TASK OBJECTIVE: State how many lines of the entries hold the string "subject", and nothing more.

SUPPLIED RECORDS:
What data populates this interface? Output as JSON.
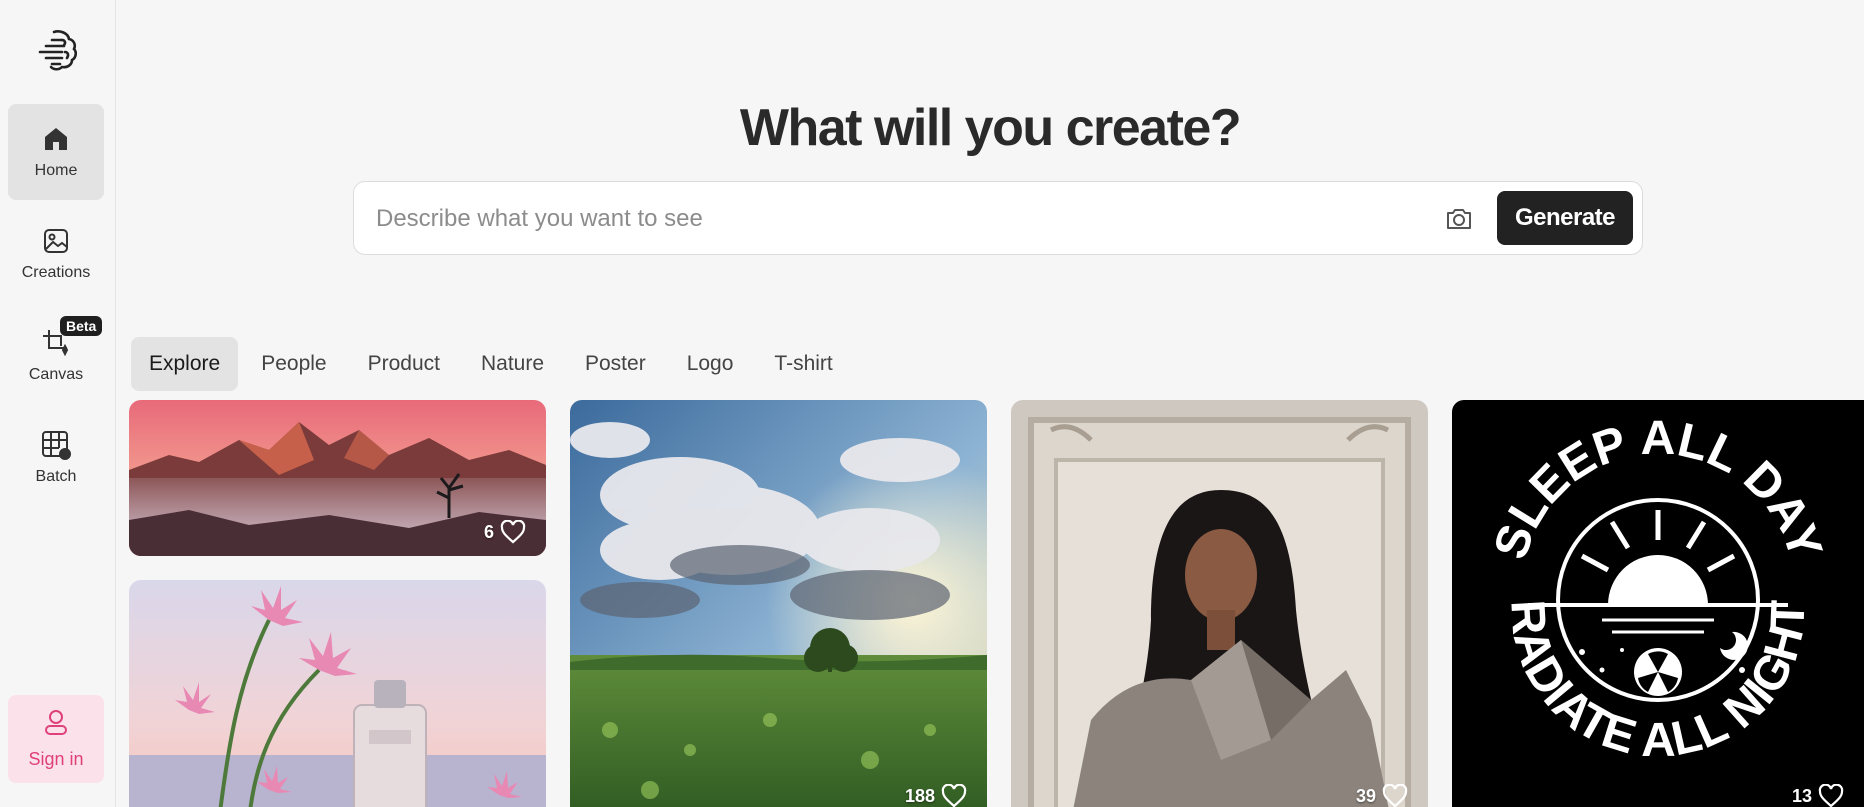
{
  "sidebar": {
    "logo": "brain-logo-icon",
    "items": [
      {
        "label": "Home",
        "icon": "home-icon",
        "active": true
      },
      {
        "label": "Creations",
        "icon": "image-icon",
        "active": false
      },
      {
        "label": "Canvas",
        "icon": "canvas-crop-icon",
        "active": false,
        "badge": "Beta"
      },
      {
        "label": "Batch",
        "icon": "batch-grid-icon",
        "active": false
      }
    ],
    "signin": {
      "label": "Sign in",
      "icon": "user-icon"
    }
  },
  "hero": {
    "title": "What will you create?"
  },
  "search": {
    "placeholder": "Describe what you want to see",
    "value": "",
    "camera_icon": "camera-icon",
    "generate_label": "Generate"
  },
  "tabs": [
    {
      "label": "Explore",
      "active": true
    },
    {
      "label": "People",
      "active": false
    },
    {
      "label": "Product",
      "active": false
    },
    {
      "label": "Nature",
      "active": false
    },
    {
      "label": "Poster",
      "active": false
    },
    {
      "label": "Logo",
      "active": false
    },
    {
      "label": "T-shirt",
      "active": false
    }
  ],
  "gallery": [
    {
      "subject": "pink sunset desert mountains in fog",
      "likes": "6"
    },
    {
      "subject": "cloudy sky over green meadow with tree",
      "likes": "188"
    },
    {
      "subject": "woman in oversized taupe leather coat before ornate frame",
      "likes": "39"
    },
    {
      "subject": "t-shirt graphic",
      "likes": "13",
      "text_top": "SLEEP ALL DAY",
      "text_bottom": "RADIATE ALL NIGHT"
    },
    {
      "subject": "pink lilies and perfume bottle",
      "likes": ""
    }
  ],
  "colors": {
    "background": "#f6f6f6",
    "accent_dark": "#222222",
    "signin_bg": "#fbe2ea",
    "signin_text": "#e0407a"
  }
}
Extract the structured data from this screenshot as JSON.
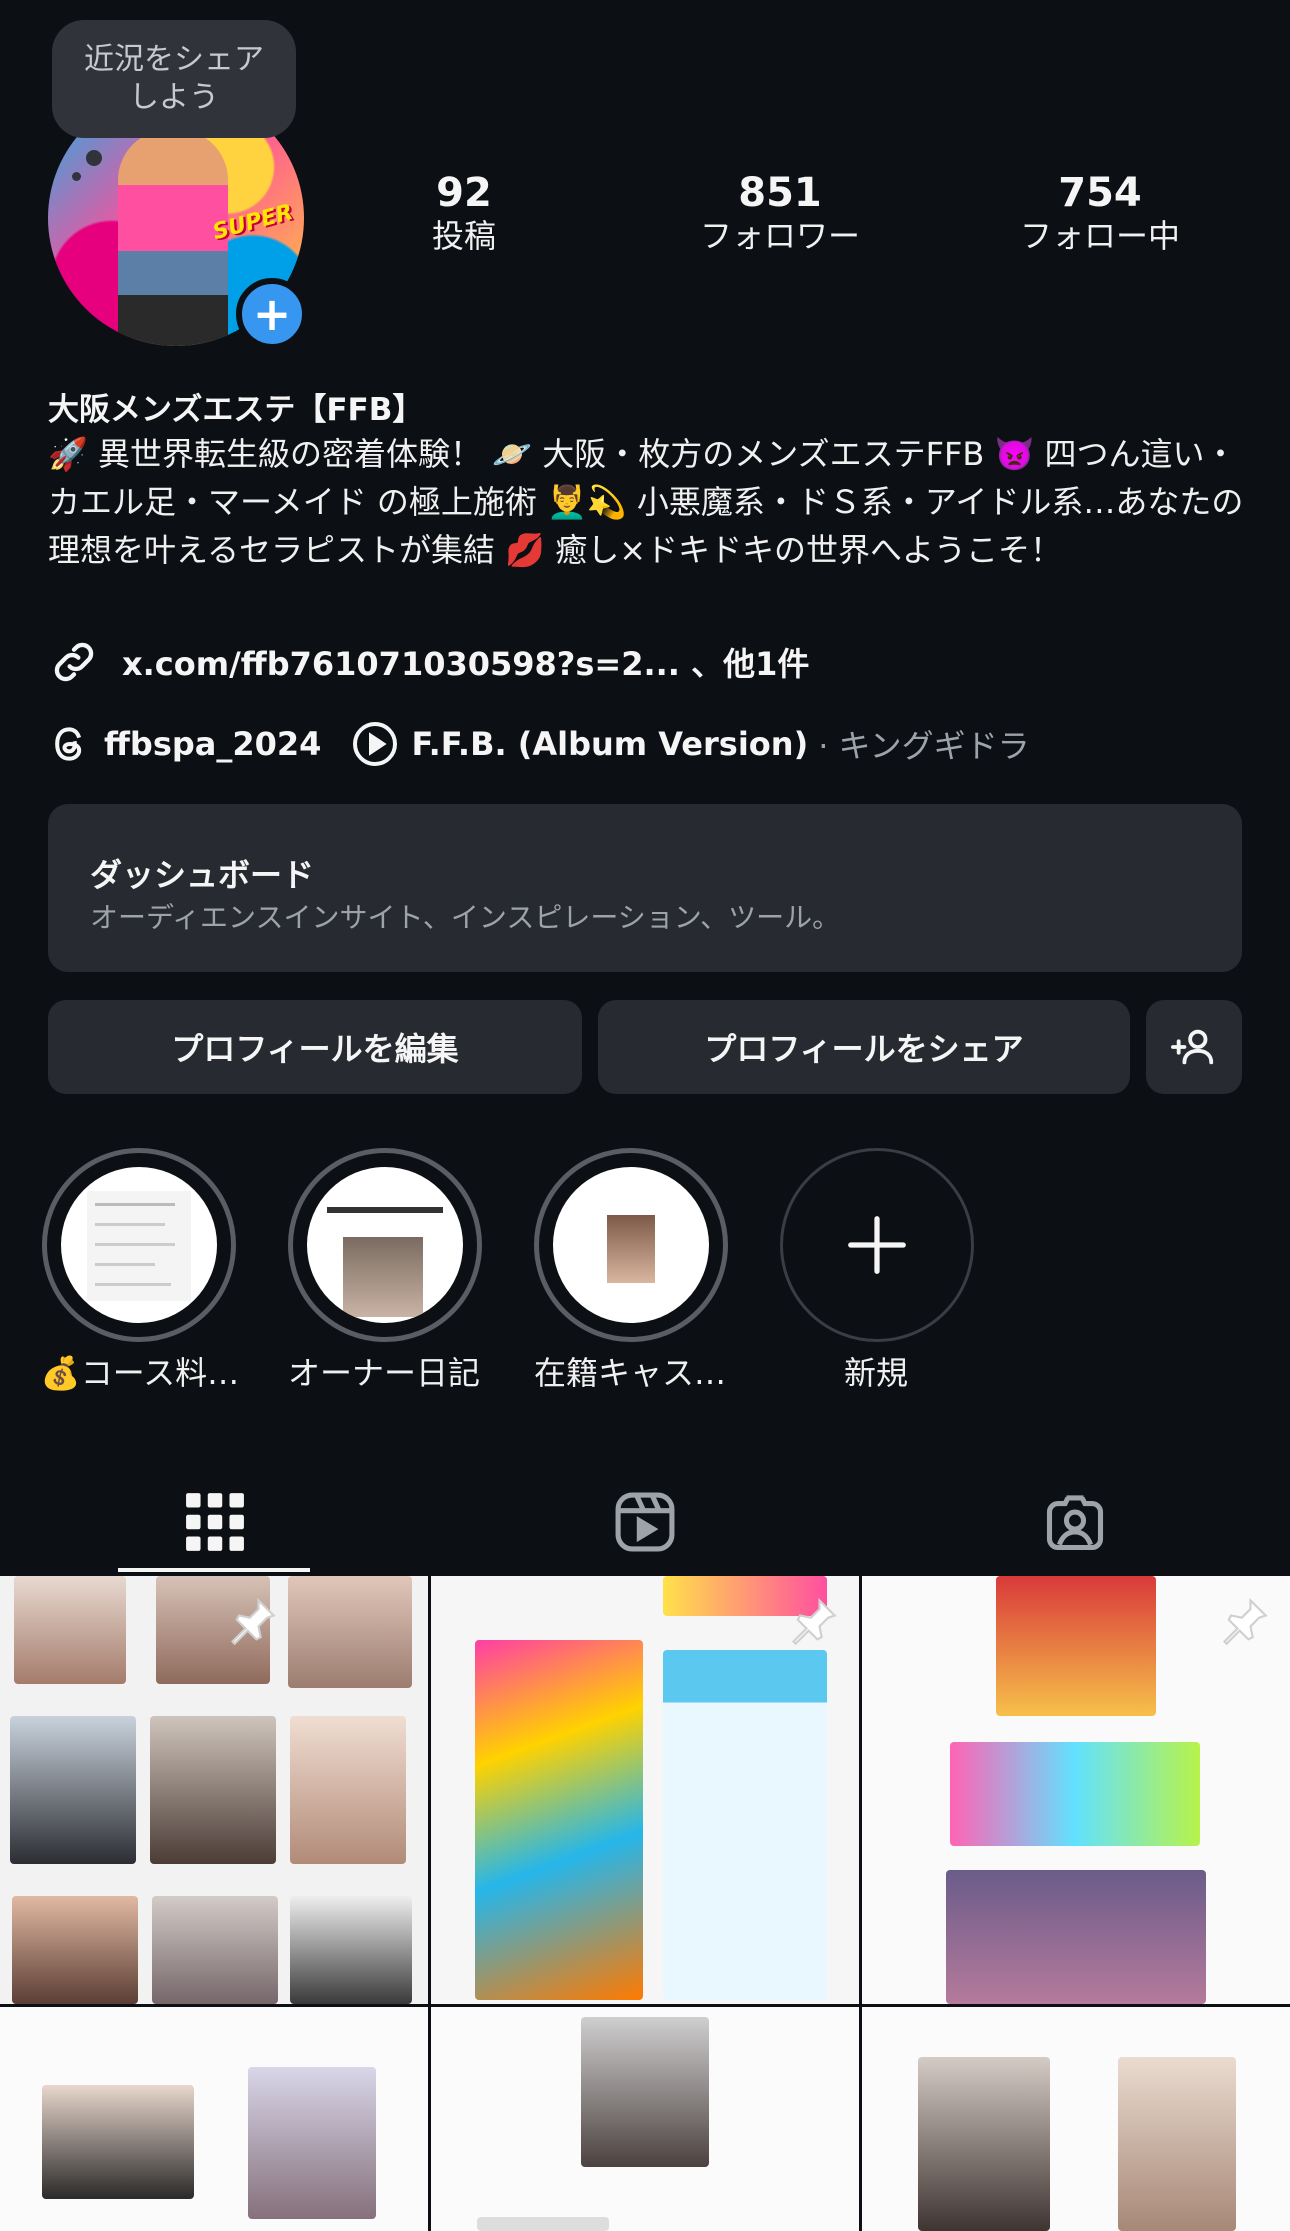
{
  "note": {
    "text": "近況をシェアしよう"
  },
  "stats": [
    {
      "value": "92",
      "label": "投稿"
    },
    {
      "value": "851",
      "label": "フォロワー"
    },
    {
      "value": "754",
      "label": "フォロー中"
    }
  ],
  "profile": {
    "name": "大阪メンズエステ【FFB】",
    "bio": "🚀 異世界転生級の密着体験！ 🪐 大阪・枚方のメンズエステFFB 👿 四つん這い・カエル足・マーメイド の極上施術 💆‍♂️💫 小悪魔系・ドＳ系・アイドル系…あなたの理想を叶えるセラピストが集結 💋 癒し×ドキドキの世界へようこそ！",
    "link": "x.com/ffb761071030598?s=2... 、他1件",
    "threads_handle": "ffbspa_2024",
    "song_title": "F.F.B. (Album Version)",
    "song_artist": "· キングギドラ"
  },
  "dashboard": {
    "title": "ダッシュボード",
    "subtitle": "オーディエンスインサイト、インスピレーション、ツール。"
  },
  "buttons": {
    "edit": "プロフィールを編集",
    "share": "プロフィールをシェア"
  },
  "highlights": [
    {
      "label": "💰コース料…"
    },
    {
      "label": "オーナー日記"
    },
    {
      "label": "在籍キャス…"
    },
    {
      "label": "新規"
    }
  ],
  "tabs": [
    "grid-icon",
    "reels-icon",
    "tagged-icon"
  ],
  "colors": {
    "background": "#0c0f14",
    "accent": "#3797f0",
    "card": "#272b31"
  }
}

TASK SOLUTION: 5